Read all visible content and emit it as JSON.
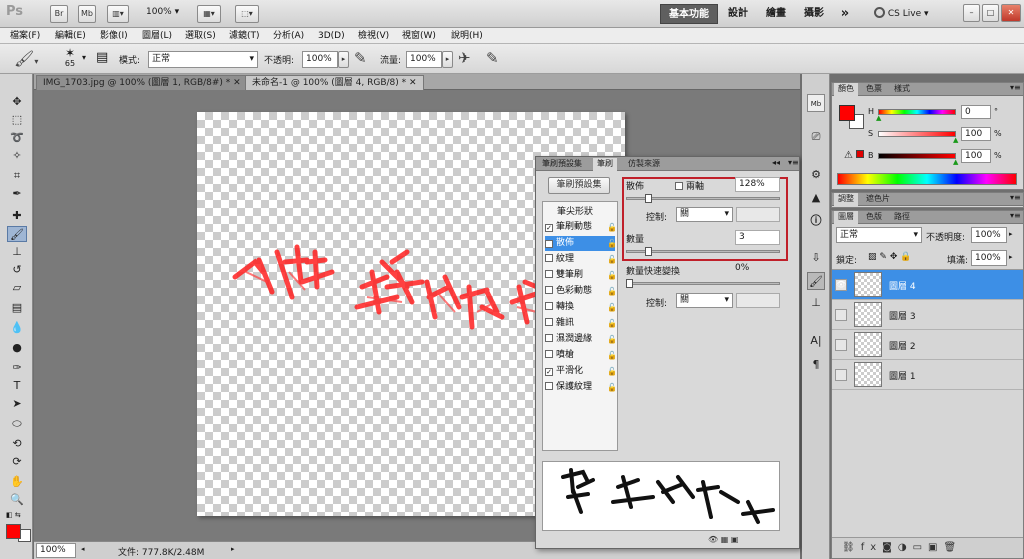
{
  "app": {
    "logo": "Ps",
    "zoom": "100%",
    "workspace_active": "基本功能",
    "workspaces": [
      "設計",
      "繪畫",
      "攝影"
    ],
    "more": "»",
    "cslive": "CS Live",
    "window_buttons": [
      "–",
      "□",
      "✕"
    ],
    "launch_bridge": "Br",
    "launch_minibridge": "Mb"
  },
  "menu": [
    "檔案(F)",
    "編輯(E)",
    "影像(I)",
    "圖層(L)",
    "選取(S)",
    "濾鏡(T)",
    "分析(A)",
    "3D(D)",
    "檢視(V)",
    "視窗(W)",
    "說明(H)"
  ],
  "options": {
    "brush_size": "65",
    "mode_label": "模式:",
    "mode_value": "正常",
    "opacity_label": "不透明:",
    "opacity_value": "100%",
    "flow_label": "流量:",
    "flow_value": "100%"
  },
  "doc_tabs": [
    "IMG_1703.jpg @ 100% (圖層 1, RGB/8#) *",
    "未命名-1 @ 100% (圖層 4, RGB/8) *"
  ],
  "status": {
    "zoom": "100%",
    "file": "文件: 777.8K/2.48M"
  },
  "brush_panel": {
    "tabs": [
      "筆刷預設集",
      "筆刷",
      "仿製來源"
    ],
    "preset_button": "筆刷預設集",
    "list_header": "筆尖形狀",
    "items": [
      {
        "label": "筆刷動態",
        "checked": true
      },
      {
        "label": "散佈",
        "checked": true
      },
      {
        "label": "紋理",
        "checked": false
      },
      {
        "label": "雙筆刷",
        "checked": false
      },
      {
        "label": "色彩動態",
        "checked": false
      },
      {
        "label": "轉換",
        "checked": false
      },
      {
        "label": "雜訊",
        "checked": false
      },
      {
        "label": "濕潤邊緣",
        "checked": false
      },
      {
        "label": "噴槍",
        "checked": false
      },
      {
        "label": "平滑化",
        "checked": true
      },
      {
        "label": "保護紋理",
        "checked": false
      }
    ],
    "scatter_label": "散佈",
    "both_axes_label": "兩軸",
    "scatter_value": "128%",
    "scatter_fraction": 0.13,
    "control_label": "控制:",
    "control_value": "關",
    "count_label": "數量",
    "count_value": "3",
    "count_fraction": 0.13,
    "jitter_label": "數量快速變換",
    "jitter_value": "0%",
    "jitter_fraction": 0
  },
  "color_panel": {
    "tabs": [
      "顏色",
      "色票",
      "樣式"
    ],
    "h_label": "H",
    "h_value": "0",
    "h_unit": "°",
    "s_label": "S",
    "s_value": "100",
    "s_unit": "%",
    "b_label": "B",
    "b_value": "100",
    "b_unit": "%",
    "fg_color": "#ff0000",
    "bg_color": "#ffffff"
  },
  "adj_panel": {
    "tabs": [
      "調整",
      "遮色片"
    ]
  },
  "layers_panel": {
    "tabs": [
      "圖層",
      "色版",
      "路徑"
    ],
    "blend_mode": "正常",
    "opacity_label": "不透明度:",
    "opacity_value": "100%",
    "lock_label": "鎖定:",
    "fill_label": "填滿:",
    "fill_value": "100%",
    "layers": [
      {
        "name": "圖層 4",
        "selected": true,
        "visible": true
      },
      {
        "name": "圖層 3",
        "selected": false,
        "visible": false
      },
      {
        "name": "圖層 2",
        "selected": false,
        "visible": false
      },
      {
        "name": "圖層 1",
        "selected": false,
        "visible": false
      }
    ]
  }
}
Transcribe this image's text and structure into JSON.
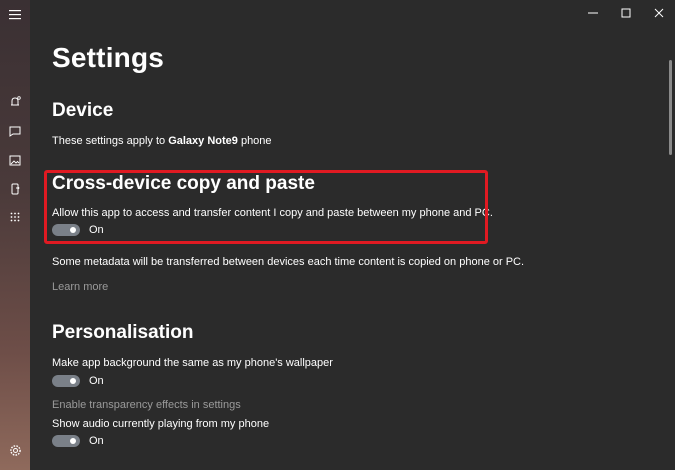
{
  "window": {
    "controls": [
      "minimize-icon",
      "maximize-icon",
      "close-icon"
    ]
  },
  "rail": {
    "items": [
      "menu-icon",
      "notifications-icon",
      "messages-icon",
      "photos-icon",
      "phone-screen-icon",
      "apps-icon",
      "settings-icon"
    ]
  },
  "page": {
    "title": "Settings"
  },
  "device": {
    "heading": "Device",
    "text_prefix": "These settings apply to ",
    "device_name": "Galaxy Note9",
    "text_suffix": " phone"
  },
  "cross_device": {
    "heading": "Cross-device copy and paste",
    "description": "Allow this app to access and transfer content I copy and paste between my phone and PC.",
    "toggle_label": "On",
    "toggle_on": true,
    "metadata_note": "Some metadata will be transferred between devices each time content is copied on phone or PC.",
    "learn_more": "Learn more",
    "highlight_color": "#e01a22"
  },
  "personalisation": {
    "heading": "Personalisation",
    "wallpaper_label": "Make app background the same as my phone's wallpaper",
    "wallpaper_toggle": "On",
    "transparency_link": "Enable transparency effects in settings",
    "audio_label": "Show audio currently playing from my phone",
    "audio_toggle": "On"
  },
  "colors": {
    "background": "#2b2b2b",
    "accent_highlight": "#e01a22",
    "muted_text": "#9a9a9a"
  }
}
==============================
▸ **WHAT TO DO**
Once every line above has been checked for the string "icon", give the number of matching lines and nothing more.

▸ **THE COMPLETED TASK**
10